▸ **Source data**:
* * * *

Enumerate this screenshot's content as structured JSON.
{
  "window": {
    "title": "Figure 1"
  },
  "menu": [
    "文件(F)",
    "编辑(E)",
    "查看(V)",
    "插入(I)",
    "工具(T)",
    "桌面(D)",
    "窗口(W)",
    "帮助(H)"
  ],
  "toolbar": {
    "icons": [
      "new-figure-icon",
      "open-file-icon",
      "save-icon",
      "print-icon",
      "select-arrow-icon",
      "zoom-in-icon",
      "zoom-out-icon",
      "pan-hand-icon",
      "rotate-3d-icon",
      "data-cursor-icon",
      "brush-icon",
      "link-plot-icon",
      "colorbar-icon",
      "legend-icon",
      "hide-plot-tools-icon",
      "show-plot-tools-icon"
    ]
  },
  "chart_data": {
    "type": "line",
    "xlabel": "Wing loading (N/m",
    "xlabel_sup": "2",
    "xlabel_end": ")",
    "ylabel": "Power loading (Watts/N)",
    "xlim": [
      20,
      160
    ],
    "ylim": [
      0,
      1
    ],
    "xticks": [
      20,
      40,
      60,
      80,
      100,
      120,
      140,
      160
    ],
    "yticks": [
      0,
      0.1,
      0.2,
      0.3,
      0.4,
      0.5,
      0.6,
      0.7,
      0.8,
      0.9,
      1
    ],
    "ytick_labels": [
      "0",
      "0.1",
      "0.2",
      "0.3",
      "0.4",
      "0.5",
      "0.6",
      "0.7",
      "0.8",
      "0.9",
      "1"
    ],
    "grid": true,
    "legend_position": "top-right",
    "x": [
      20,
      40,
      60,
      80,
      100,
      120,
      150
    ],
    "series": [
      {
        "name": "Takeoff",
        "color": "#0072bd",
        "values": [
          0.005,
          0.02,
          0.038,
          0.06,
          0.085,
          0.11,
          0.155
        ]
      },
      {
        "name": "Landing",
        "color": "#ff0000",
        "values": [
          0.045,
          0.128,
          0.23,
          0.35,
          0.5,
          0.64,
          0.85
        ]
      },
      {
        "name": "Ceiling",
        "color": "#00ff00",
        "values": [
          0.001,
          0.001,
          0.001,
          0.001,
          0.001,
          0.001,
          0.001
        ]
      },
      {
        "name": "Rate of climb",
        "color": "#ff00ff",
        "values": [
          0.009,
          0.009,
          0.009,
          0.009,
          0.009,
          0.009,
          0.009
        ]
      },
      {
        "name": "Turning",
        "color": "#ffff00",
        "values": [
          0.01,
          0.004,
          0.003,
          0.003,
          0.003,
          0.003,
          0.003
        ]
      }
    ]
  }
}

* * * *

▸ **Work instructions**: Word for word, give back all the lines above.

▸ **Result of the exercise**:
Enumerate this screenshot's content as structured JSON.
{
  "window": {
    "title": "Figure 1"
  },
  "menu": [
    "文件(F)",
    "编辑(E)",
    "查看(V)",
    "插入(I)",
    "工具(T)",
    "桌面(D)",
    "窗口(W)",
    "帮助(H)"
  ],
  "toolbar": {
    "icons": [
      "new-figure-icon",
      "open-file-icon",
      "save-icon",
      "print-icon",
      "select-arrow-icon",
      "zoom-in-icon",
      "zoom-out-icon",
      "pan-hand-icon",
      "rotate-3d-icon",
      "data-cursor-icon",
      "brush-icon",
      "link-plot-icon",
      "colorbar-icon",
      "legend-icon",
      "hide-plot-tools-icon",
      "show-plot-tools-icon"
    ]
  },
  "chart_data": {
    "type": "line",
    "xlabel": "Wing loading (N/m",
    "xlabel_sup": "2",
    "xlabel_end": ")",
    "ylabel": "Power loading (Watts/N)",
    "xlim": [
      20,
      160
    ],
    "ylim": [
      0,
      1
    ],
    "xticks": [
      20,
      40,
      60,
      80,
      100,
      120,
      140,
      160
    ],
    "yticks": [
      0,
      0.1,
      0.2,
      0.3,
      0.4,
      0.5,
      0.6,
      0.7,
      0.8,
      0.9,
      1
    ],
    "ytick_labels": [
      "0",
      "0.1",
      "0.2",
      "0.3",
      "0.4",
      "0.5",
      "0.6",
      "0.7",
      "0.8",
      "0.9",
      "1"
    ],
    "grid": true,
    "legend_position": "top-right",
    "x": [
      20,
      40,
      60,
      80,
      100,
      120,
      150
    ],
    "series": [
      {
        "name": "Takeoff",
        "color": "#0072bd",
        "values": [
          0.005,
          0.02,
          0.038,
          0.06,
          0.085,
          0.11,
          0.155
        ]
      },
      {
        "name": "Landing",
        "color": "#ff0000",
        "values": [
          0.045,
          0.128,
          0.23,
          0.35,
          0.5,
          0.64,
          0.85
        ]
      },
      {
        "name": "Ceiling",
        "color": "#00ff00",
        "values": [
          0.001,
          0.001,
          0.001,
          0.001,
          0.001,
          0.001,
          0.001
        ]
      },
      {
        "name": "Rate of climb",
        "color": "#ff00ff",
        "values": [
          0.009,
          0.009,
          0.009,
          0.009,
          0.009,
          0.009,
          0.009
        ]
      },
      {
        "name": "Turning",
        "color": "#ffff00",
        "values": [
          0.01,
          0.004,
          0.003,
          0.003,
          0.003,
          0.003,
          0.003
        ]
      }
    ]
  }
}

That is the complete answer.